Toxic Chemicals in Historical String-Making

Feb 1st 2024

Historically, the process of making gut music strings involved the use of various chemicals, some of which could be extremely toxic. The preparation of gut strings required several steps to clean, treat, and refine the material. While string-making details varied by region, here are some of the chemicals that have been historically used:

Alum: A compound containing aluminum, was used for its astringent properties. It could be applied to the gut to enhance certain characteristics.

Ammonia: Often derived from animal urine, ammonia was used for its alkaline properties in the cleaning and treatment of gut.

Arsenic: Arsenic compounds were sometimes used as a preservative to protect gut strings from decay and insect damage. While effective as a preservative, arsenic is highly toxic.

Borax: A naturally occurring mineral, borax was used for its cleaning and preserving properties. It helped to remove impurities and contributed to the overall treatment of gut.

Carbon Disulfide: An inorganic compound, CS2 was used as a gasification agent to protect against pests, but the practice was discouraged due its foul-smelling nature and extreme flammability.

Copper Sulfate: Employed for its fungicidal and antimicrobial properties. It was used to protect gut strings from decay and deterioration during storage.

Lead Acetate: Also known as sugar of lead, led acetate was sometimes used in gut processing. However, lead compounds are toxic, and their use has been phased out due to health concerns.

Lime (calcium oxide; calcium hydroxide): Was often used in the initial stages of gut string preparation. It helped to remove flesh and other tissues from the intestines during the cleaning process.

Lye (sodium hydroxide; potassium hydroxide): Is a strong alkaline substance that has been historically used in the process of dehairing and cleaning gut. It helps break down and remove unwanted tissues from the intestine walls.

Mercury: Mercury was used in the treatment process to improve the flexibility and durability of gut strings. However, mercury is an extremely toxic substance, and its use in this context had health risks for those involved in the manufacturing process.

Potash (potassium carbonate): Typically derived from plant ashes, potash was another substance used in the processing of gut for musical strings. Potash was employed as an alkaline substance to help break down and remove unwanted tissues from the gut. It contributed to the cleaning and dehairing process, making the gut more suitable for string-making.
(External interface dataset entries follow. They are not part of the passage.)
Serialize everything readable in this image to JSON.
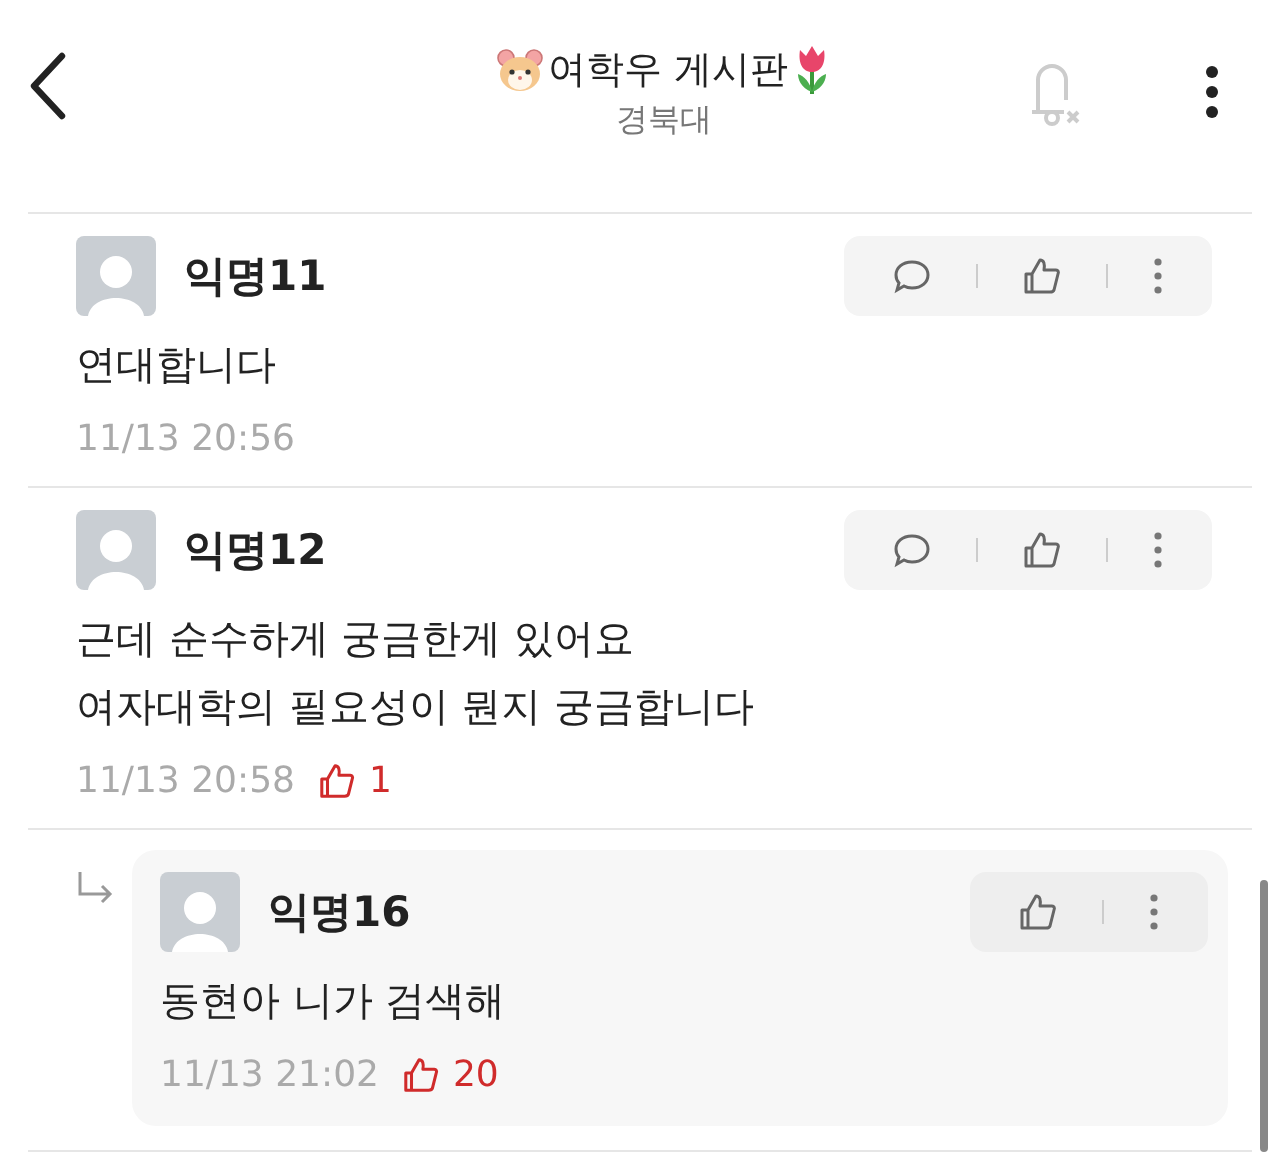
{
  "header": {
    "title": "여학우 게시판",
    "subtitle": "경북대"
  },
  "comments": [
    {
      "kind": "comment",
      "author": "익명11",
      "body": "연대합니다",
      "time": "11/13 20:56",
      "actions": [
        {
          "kind": "reply"
        },
        {
          "kind": "like"
        },
        {
          "kind": "more"
        }
      ]
    },
    {
      "kind": "comment",
      "author": "익명12",
      "body": "근데 순수하게 궁금한게 있어요\n여자대학의 필요성이 뭔지 궁금합니다",
      "time": "11/13 20:58",
      "likes": "1",
      "actions": [
        {
          "kind": "reply"
        },
        {
          "kind": "like"
        },
        {
          "kind": "more"
        }
      ]
    },
    {
      "kind": "reply",
      "author": "익명16",
      "body": "동현아 니가 검색해",
      "time": "11/13 21:02",
      "likes": "20",
      "actions": [
        {
          "kind": "like"
        },
        {
          "kind": "more"
        }
      ]
    }
  ]
}
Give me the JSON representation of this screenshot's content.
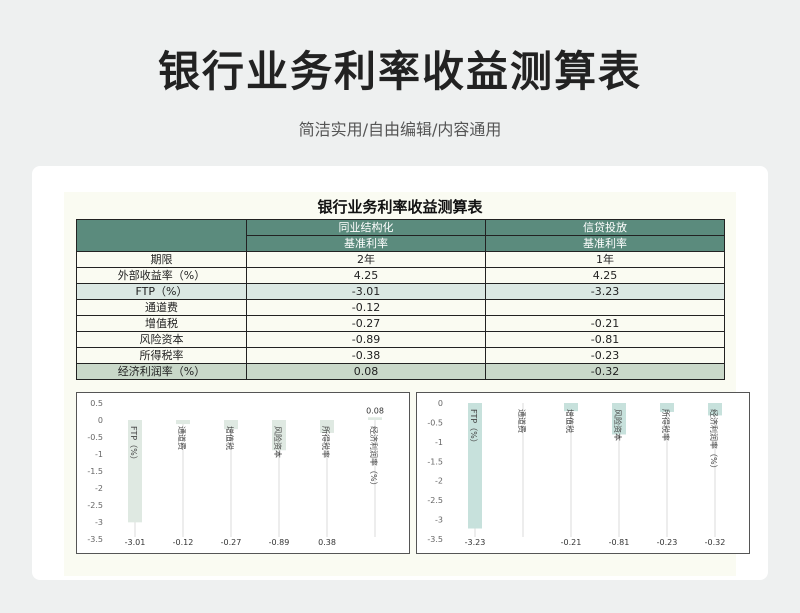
{
  "header": {
    "title": "银行业务利率收益测算表",
    "subtitle": "简洁实用/自由编辑/内容通用"
  },
  "sheet": {
    "title": "银行业务利率收益测算表",
    "columns": [
      {
        "group": "同业结构化",
        "sub": "基准利率"
      },
      {
        "group": "信贷投放",
        "sub": "基准利率"
      }
    ],
    "rows": [
      {
        "label": "期限",
        "a": "2年",
        "b": "1年",
        "style": "plain"
      },
      {
        "label": "外部收益率（%）",
        "a": "4.25",
        "b": "4.25",
        "style": "plain"
      },
      {
        "label": "FTP（%）",
        "a": "-3.01",
        "b": "-3.23",
        "style": "hl"
      },
      {
        "label": "通道费",
        "a": "-0.12",
        "b": "",
        "style": "plain"
      },
      {
        "label": "增值税",
        "a": "-0.27",
        "b": "-0.21",
        "style": "plain"
      },
      {
        "label": "风险资本",
        "a": "-0.89",
        "b": "-0.81",
        "style": "plain"
      },
      {
        "label": "所得税率",
        "a": "-0.38",
        "b": "-0.23",
        "style": "plain"
      },
      {
        "label": "经济利润率（%）",
        "a": "0.08",
        "b": "-0.32",
        "style": "hl2"
      }
    ]
  },
  "colors": {
    "bar_left": "#dfe9e2",
    "bar_right": "#c7e1dc",
    "header_bg": "#5b8b7d"
  },
  "chart_data": [
    {
      "type": "bar",
      "categories": [
        "FTP（%）",
        "通道费",
        "增值税",
        "风险资本",
        "所得税率",
        "经济利润率（%）"
      ],
      "values": [
        -3.01,
        -0.12,
        -0.27,
        -0.89,
        -0.38,
        0.08
      ],
      "data_labels": [
        "-3.01",
        "-0.12",
        "-0.27",
        "-0.89",
        "0.38",
        "0.08"
      ],
      "ylim": [
        -3.5,
        0.5
      ],
      "yticks": [
        "0.5",
        "0",
        "-0.5",
        "-1",
        "-1.5",
        "-2",
        "-2.5",
        "-3",
        "-3.5"
      ],
      "grid": false
    },
    {
      "type": "bar",
      "categories": [
        "FTP（%）",
        "通道费",
        "增值税",
        "风险资本",
        "所得税率",
        "经济利润率（%）"
      ],
      "values": [
        -3.23,
        0,
        -0.21,
        -0.81,
        -0.23,
        -0.32
      ],
      "data_labels": [
        "-3.23",
        "",
        "-0.21",
        "-0.81",
        "-0.23",
        "-0.32"
      ],
      "ylim": [
        -3.5,
        0
      ],
      "yticks": [
        "0",
        "-0.5",
        "-1",
        "-1.5",
        "-2",
        "-2.5",
        "-3",
        "-3.5"
      ],
      "grid": false
    }
  ]
}
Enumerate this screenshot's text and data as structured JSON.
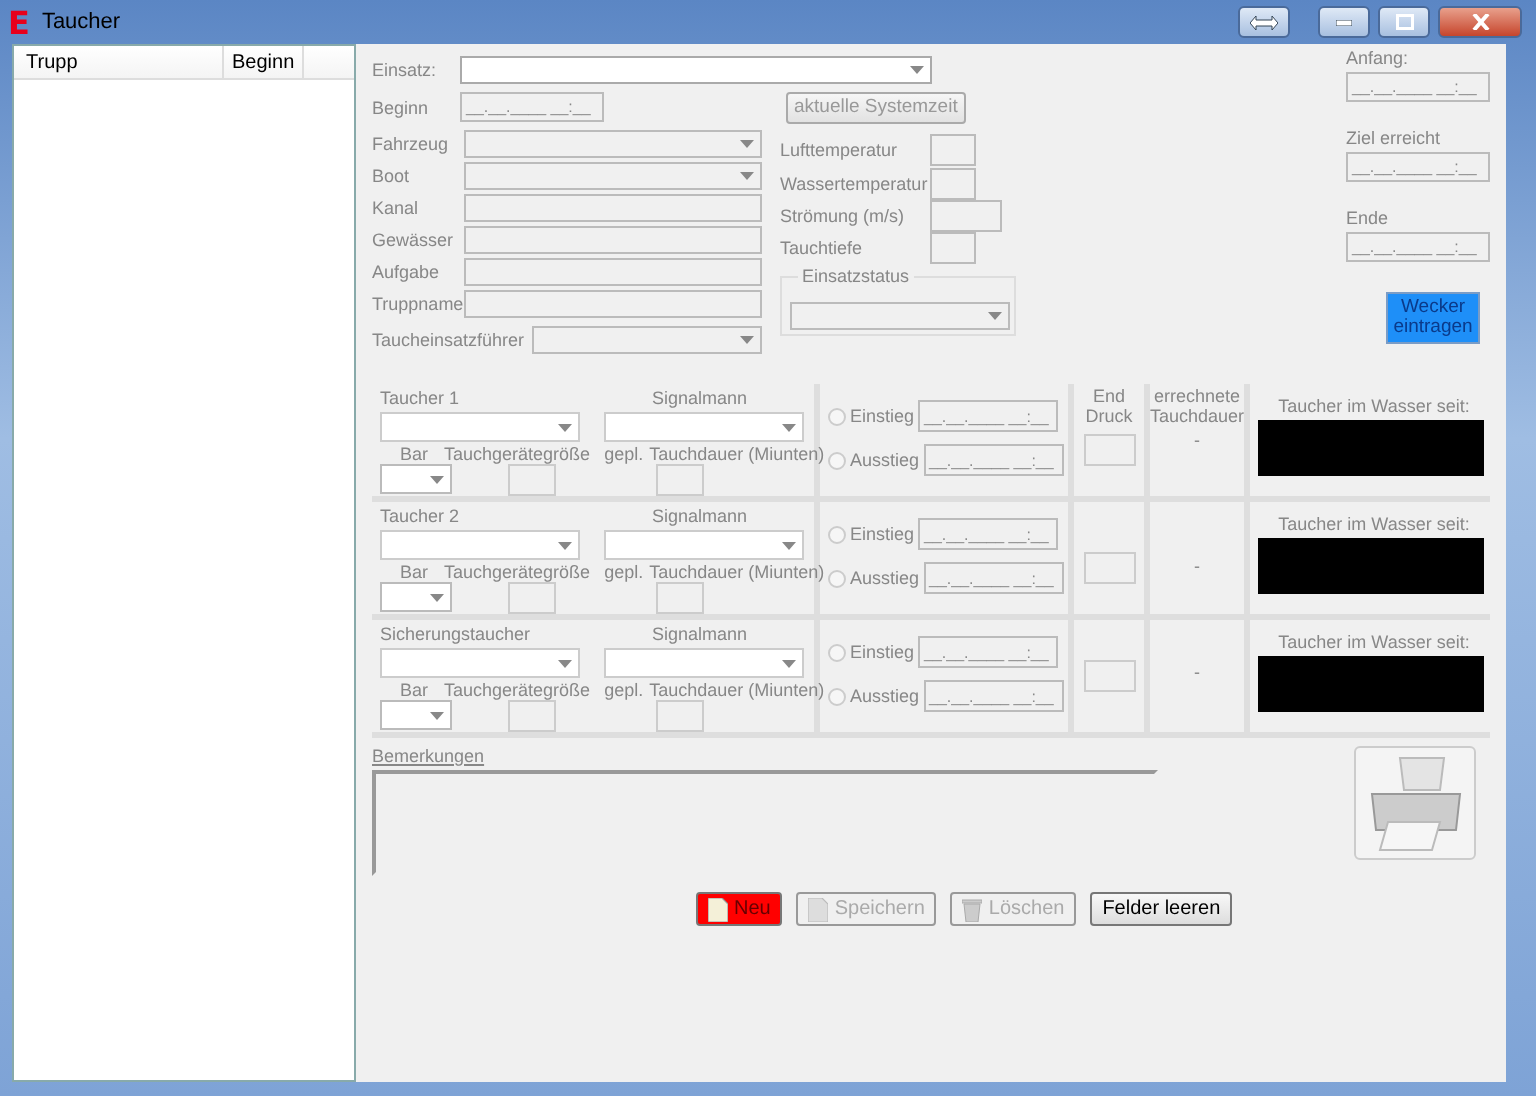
{
  "window": {
    "logo": "E",
    "title": "Taucher"
  },
  "list": {
    "columns": [
      "Trupp",
      "Beginn"
    ]
  },
  "einsatz_fields": [
    {
      "label": "Einsatz:",
      "kind": "combo",
      "disabled": false
    }
  ],
  "beginn": {
    "label": "Beginn",
    "value": "__.__.____ __:__",
    "disabled": true
  },
  "system_time_button": "aktuelle Systemzeit",
  "fields": [
    {
      "label": "Fahrzeug",
      "kind": "combo",
      "disabled": true
    },
    {
      "label": "Boot",
      "kind": "combo",
      "disabled": true
    },
    {
      "label": "Kanal",
      "kind": "text",
      "disabled": true
    },
    {
      "label": "Gewässer",
      "kind": "text",
      "disabled": true
    },
    {
      "label": "Aufgabe",
      "kind": "text",
      "disabled": true
    },
    {
      "label": "Truppname",
      "kind": "text",
      "disabled": true
    },
    {
      "label": "Taucheinsatzführer",
      "kind": "combo",
      "disabled": true
    }
  ],
  "measurements": [
    {
      "label": "Lufttemperatur"
    },
    {
      "label": "Wassertemperatur"
    },
    {
      "label": "Strömung (m/s)"
    },
    {
      "label": "Tauchtiefe"
    }
  ],
  "einsatzstatus": {
    "label": "Einsatzstatus"
  },
  "times": [
    {
      "label": "Anfang:",
      "value": "__.__.____ __:__"
    },
    {
      "label": "Ziel erreicht",
      "value": "__.__.____ __:__"
    },
    {
      "label": "Ende",
      "value": "__.__.____ __:__"
    }
  ],
  "alarm_button": "Wecker eintragen",
  "headers": {
    "end_pressure": "End Druck",
    "duration": "errechnete Tauchdauer"
  },
  "divers": [
    {
      "title": "Taucher 1",
      "signalman_label": "Signalmann",
      "bar_label": "Bar",
      "size_label": "Tauchgerätegröße",
      "planned_label": "gepl.",
      "duration_label": "Tauchdauer (Miunten)",
      "entries": [
        {
          "label": "Einstieg",
          "value": "__.__.____ __:__",
          "selected": false
        },
        {
          "label": "Ausstieg",
          "value": "__.__.____ __:__",
          "selected": false
        }
      ],
      "computed": "-",
      "in_water_label": "Taucher im Wasser seit:"
    },
    {
      "title": "Taucher 2",
      "signalman_label": "Signalmann",
      "bar_label": "Bar",
      "size_label": "Tauchgerätegröße",
      "planned_label": "gepl.",
      "duration_label": "Tauchdauer (Miunten)",
      "entries": [
        {
          "label": "Einstieg",
          "value": "__.__.____ __:__",
          "selected": false
        },
        {
          "label": "Ausstieg",
          "value": "__.__.____ __:__",
          "selected": false
        }
      ],
      "computed": "-",
      "in_water_label": "Taucher im Wasser seit:"
    },
    {
      "title": "Sicherungstaucher",
      "signalman_label": "Signalmann",
      "bar_label": "Bar",
      "size_label": "Tauchgerätegröße",
      "planned_label": "gepl.",
      "duration_label": "Tauchdauer (Miunten)",
      "entries": [
        {
          "label": "Einstieg",
          "value": "__.__.____ __:__",
          "selected": false
        },
        {
          "label": "Ausstieg",
          "value": "__.__.____ __:__",
          "selected": false
        }
      ],
      "computed": "-",
      "in_water_label": "Taucher im Wasser seit:"
    }
  ],
  "remarks": {
    "label": "Bemerkungen"
  },
  "buttons": [
    {
      "label": "Neu",
      "kind": "new",
      "disabled": false
    },
    {
      "label": "Speichern",
      "kind": "save",
      "disabled": true
    },
    {
      "label": "Löschen",
      "kind": "delete",
      "disabled": true
    },
    {
      "label": "Felder leeren",
      "kind": "clear",
      "disabled": false
    }
  ]
}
Saltpeter (potassium nitrate): Saltpeter was occasionally used in gut treatment for its preservative properties.

Shellac: A natural resin secreted by the lac bug, shellac was used as a coating for strings to enhance their durability and protect them from environmental factors.

Sulfuric Acid: Sulfuric acid was employed in the processing of gut strings to modify their properties, such as color and texture. It is a strong acid and needs to be handled with care due to its corrosive nature.

Wine Lees: The sediment left after the fermentation and aging of wine, were sometimes used in the gut string-making process. The acidic and tannic properties of wine lees helped to soften the gut and cleanse it, aiding in the removal of impurities and undesirable elements. The acidic nature of wine lees also contributed to the preservation of the gut material.

Zyklon B (hydrogen cyanide): In 1930s Germany, highly toxic hydrogen cyanide was recommended as a gasification agent in the storage and protection of gut strings against flies, bacon beetles, mice, weevils, moths, and other pests. "Anyone who does not have the opportunity to protect their stocks of dry goods from being eaten in the manner described above must shake and beat them thoroughly at least once a week during the months listed, because this deprives the pests of the rest they need to pupate and multiply." [Handbook for Intestines: Processing/Refining/Preservation/Artificial Casings. Gustav Raufmann. Berlin, 1939]


It's crucial to note that the historical use of these chemicals was based on the knowledge and technology available at the time. Over the centuries, advancements in technology and increased awareness of health and environmental concerns have led to changes in string-making practices. Modern methods involve much more environmentally friendly and less toxic processes.